Unlike text and image data, audio data has hidden characteristics in its signal which tend to be more difficult to mine. Most audio data available today is digitized. The digitization process stores audio signals by sampling them. The sampling rate varies by the type of media. For example, CD quality audio uses a sampling rate of 44,100. This means that audio data is sampled 44,100 times in a second and stored in a digital format. Each sample value represents the intensity or amplitude of the sound signal. This sampled data can be processed further to extract features depending on what kind of analysis is required. Spectral features that are based on the frequency domain are probably the most useful. Examples of such features and their applications are as follows (there are many more):
1. Mel Frequency Cepstral Coefficients (MFCC) - represents the envelope of time power spectrum which represent sounds made by a human vocal tract
2. Zero crossing rate – used to detect percussive sounds and a good feature for classifying musical genres
3. Average Energy – can represent formants which uniquely identify a human voice
4. Spectral entropy – used to detect silence
A speech model will extract the above features depending on the application and use them in a supervised or unsupervised machine learning model or in a deep learning model.
Models for speaker detection, verification and speaker diarization
Models for speaker detection and speaker verification are classification problems. For speaker detection, audio features must be extracted for each speaker.

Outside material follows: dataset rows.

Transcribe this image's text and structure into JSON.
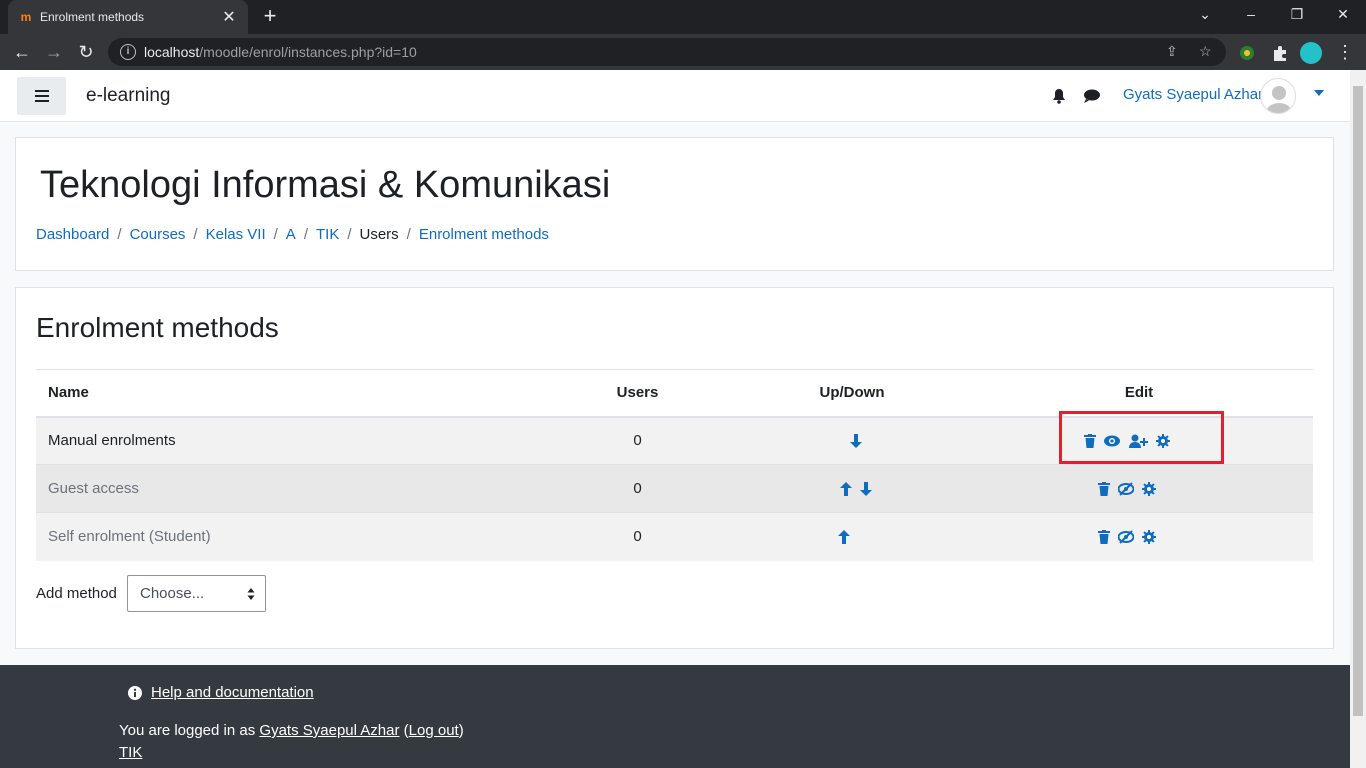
{
  "browser": {
    "tab_title": "Enrolment methods",
    "url_host": "localhost",
    "url_path": "/moodle/enrol/instances.php?id=10"
  },
  "navbar": {
    "brand": "e-learning",
    "user_name": "Gyats Syaepul Azhar"
  },
  "header": {
    "course_title": "Teknologi Informasi & Komunikasi",
    "breadcrumb": [
      "Dashboard",
      "Courses",
      "Kelas VII",
      "A",
      "TIK",
      "Users",
      "Enrolment methods"
    ]
  },
  "main": {
    "title": "Enrolment methods",
    "columns": [
      "Name",
      "Users",
      "Up/Down",
      "Edit"
    ],
    "rows": [
      {
        "name": "Manual enrolments",
        "users": "0"
      },
      {
        "name": "Guest access",
        "users": "0"
      },
      {
        "name": "Self enrolment (Student)",
        "users": "0"
      }
    ],
    "add_method_label": "Add method",
    "add_method_value": "Choose..."
  },
  "footer": {
    "help_label": "Help and documentation",
    "logged_in_prefix": "You are logged in as",
    "logged_in_user": "Gyats Syaepul Azhar",
    "logout_label": "Log out",
    "course_link": "TIK"
  },
  "colors": {
    "link": "#0f6cbf",
    "highlight": "#e5202e",
    "footer_bg": "#343a40"
  }
}
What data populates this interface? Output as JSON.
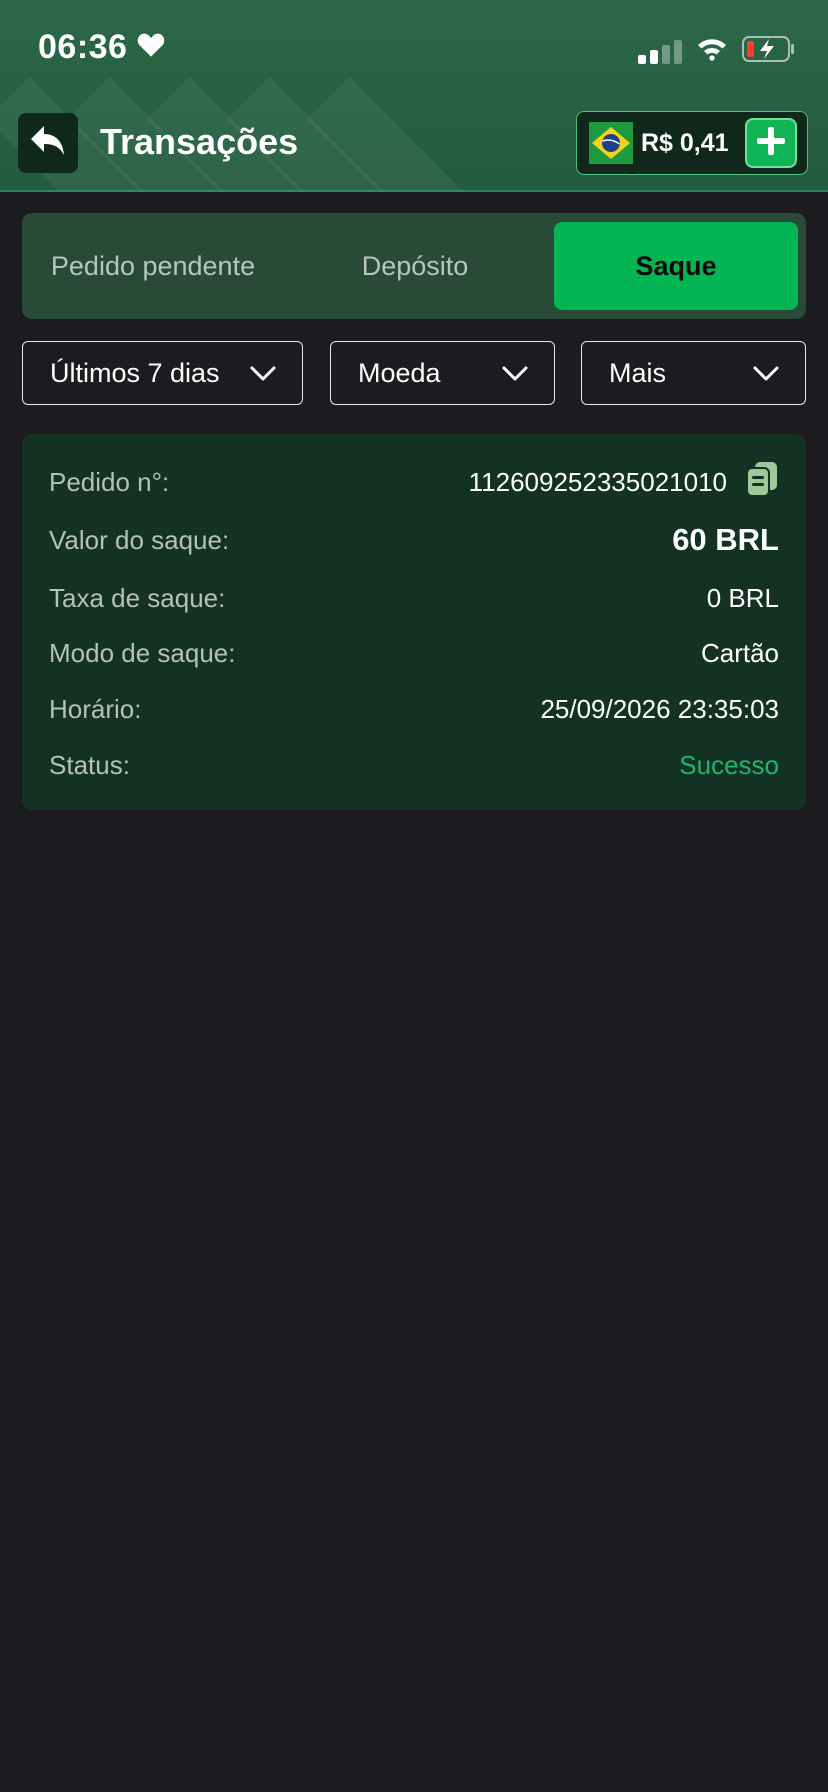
{
  "status_bar": {
    "time": "06:36"
  },
  "header": {
    "title": "Transações",
    "balance": "R$ 0,41"
  },
  "tabs": [
    {
      "label": "Pedido pendente",
      "active": false
    },
    {
      "label": "Depósito",
      "active": false
    },
    {
      "label": "Saque",
      "active": true
    }
  ],
  "filters": {
    "period": "Últimos 7 dias",
    "currency": "Moeda",
    "more": "Mais"
  },
  "transaction": {
    "order_label": "Pedido n°:",
    "order_value": "112609252335021010",
    "amount_label": "Valor do saque:",
    "amount_value": "60 BRL",
    "fee_label": "Taxa de saque:",
    "fee_value": "0 BRL",
    "mode_label": "Modo de saque:",
    "mode_value": "Cartão",
    "time_label": "Horário:",
    "time_value": "25/09/2026 23:35:03",
    "status_label": "Status:",
    "status_value": "Sucesso"
  },
  "colors": {
    "accent": "#04b554",
    "header_bg": "#2b6748",
    "card_bg": "#143223",
    "success": "#1fb56a",
    "page_bg": "#1c1c20"
  }
}
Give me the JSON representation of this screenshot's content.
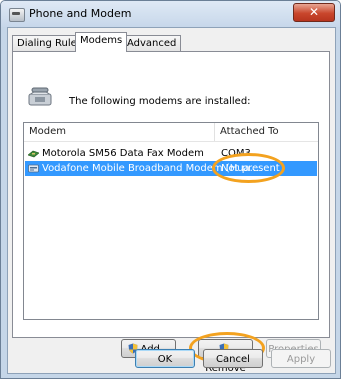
{
  "window": {
    "title": "Phone and Modem",
    "close_glyph": "✕"
  },
  "tabs": [
    {
      "label": "Dialing Rules",
      "active": false
    },
    {
      "label": "Modems",
      "active": true
    },
    {
      "label": "Advanced",
      "active": false
    }
  ],
  "intro_text": "The following modems are installed:",
  "list": {
    "columns": [
      "Modem",
      "Attached To"
    ],
    "rows": [
      {
        "name": "Motorola SM56 Data Fax Modem",
        "attached": "COM3",
        "selected": false,
        "icon": "modem-board-icon"
      },
      {
        "name": "Vodafone Mobile Broadband Modem (Hua...",
        "attached": "Not present",
        "selected": true,
        "icon": "broadband-modem-icon"
      }
    ]
  },
  "panel_buttons": {
    "add": "Add...",
    "remove": "Remove",
    "properties": "Properties"
  },
  "dialog_buttons": {
    "ok": "OK",
    "cancel": "Cancel",
    "apply": "Apply"
  },
  "colors": {
    "selection": "#3399ff",
    "highlight_ring": "#f3a21f",
    "title_bar": "#c7d7ea"
  }
}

The audio feature data can be fed to a neural network which can then be trained.
Models for speaker diarization have historically been unsupervised clustering problems but newer models are based on neural networks.
Speech model performance

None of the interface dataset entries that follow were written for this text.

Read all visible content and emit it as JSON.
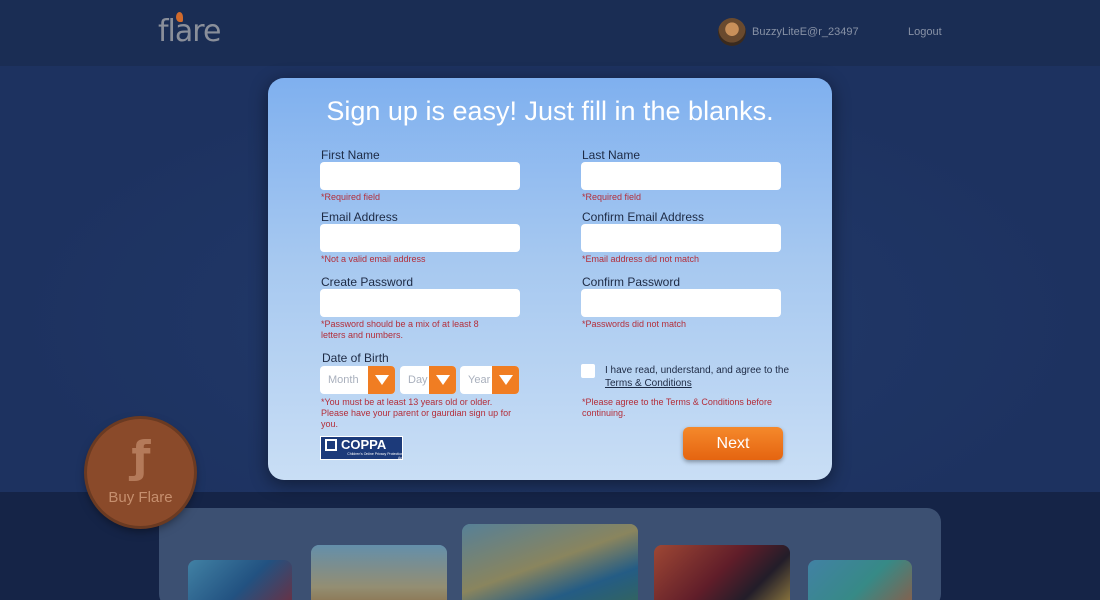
{
  "header": {
    "logo_text": "flare",
    "username": "BuzzyLiteE@r_23497",
    "logout_label": "Logout"
  },
  "buy_flare": {
    "label": "Buy Flare"
  },
  "signup": {
    "title": "Sign up is easy! Just fill in the blanks.",
    "first_name": {
      "label": "First Name",
      "value": "",
      "error": "*Required field"
    },
    "last_name": {
      "label": "Last Name",
      "value": "",
      "error": "*Required field"
    },
    "email": {
      "label": "Email Address",
      "value": "",
      "error": "*Not a valid email address"
    },
    "confirm_email": {
      "label": "Confirm Email Address",
      "value": "",
      "error": "*Email address did not match"
    },
    "password": {
      "label": "Create Password",
      "value": "",
      "error": "*Password should be a mix of at least 8 letters and numbers."
    },
    "confirm_password": {
      "label": "Confirm Password",
      "value": "",
      "error": "*Passwords did not match"
    },
    "dob": {
      "label": "Date of Birth",
      "month_placeholder": "Month",
      "day_placeholder": "Day",
      "year_placeholder": "Year",
      "error": "*You must be at least 13 years old or older. Please have your parent or gaurdian sign up for you."
    },
    "terms": {
      "text": "I have read, understand, and agree to the",
      "link": "Terms & Conditions",
      "error": "*Please agree to the Terms & Conditions before continuing."
    },
    "coppa": {
      "title": "COPPA",
      "subtitle": "Children's Online Privacy Protection Act"
    },
    "next_label": "Next"
  },
  "colors": {
    "accent_orange": "#f07d22",
    "error_red": "#b32e3a",
    "dialog_top": "#7fb0ef"
  }
}
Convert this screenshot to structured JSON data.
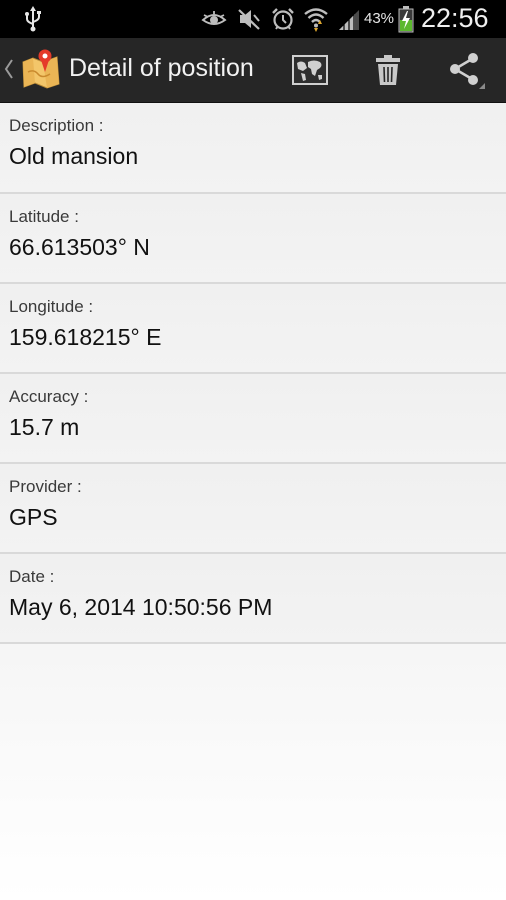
{
  "status_bar": {
    "battery_percent": "43%",
    "time": "22:56",
    "icons": [
      "usb-icon",
      "eye-icon",
      "mute-icon",
      "alarm-icon",
      "wifi-icon",
      "signal-icon",
      "battery-icon"
    ]
  },
  "action_bar": {
    "title": "Detail of position",
    "actions": [
      "map-icon",
      "trash-icon",
      "share-icon"
    ]
  },
  "details": [
    {
      "label": "Description :",
      "value": "Old mansion"
    },
    {
      "label": "Latitude :",
      "value": "66.613503° N"
    },
    {
      "label": "Longitude :",
      "value": "159.618215° E"
    },
    {
      "label": "Accuracy :",
      "value": "15.7 m"
    },
    {
      "label": "Provider :",
      "value": "GPS"
    },
    {
      "label": "Date :",
      "value": "May 6, 2014 10:50:56 PM"
    }
  ],
  "colors": {
    "status_bar_bg": "#000000",
    "action_bar_bg": "#262626",
    "battery_fill": "#5cb82e"
  }
}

Performance of speech models have yet to overcome the following challenges: (1) poor accuracy in recordings of people of the same gender or of people with different accents (2) poor accuracy of speech to text due to language complexities and (3) inability to deal with background noises. The first challenge can be overcome with more training data. New methodologies in bringing together acoustic data and text data is addressing the second challenge. Speech denoising (removal of background noise) is another area that requires a lot of noise and quiet speech samples.
Overall, one can expect that speech models will perform better with more varied data. This is the case for deep learning models in other areas as well. As building complex deep learning models becomes easier with various frameworks, a majority of the work is in understanding and preparing the data.
Audio data is coming into prime time along with its cousins – image and text data. The main driver for it has been deep learning. Applications such as voice assistants and voice bots have entered the mainstream due to this technology development. With a broad spectrum of models in the area of ASR, speaker detection, speaker verification and speaker diarization, we can expect a larger array of conversation-based applications. Crossing this frontier will require integrating multiple types of data and preparing them well so that they are ingested by advanced models to produce good predictions.
About Cedrus: Cedrus Digital is involved in studying audio and conversation data and provides strategies on how information can be harvested from them. Cedrus Digital provides analytics and data science services to gain visibility into high volume call center inquiries – creating opportunities for process efficiencies and high value Conversational AI call center solutions and supplementation.
Chitra Sharathchandra is a Data Scientist who enjoys working on implementable AI solutions related to multiple types of data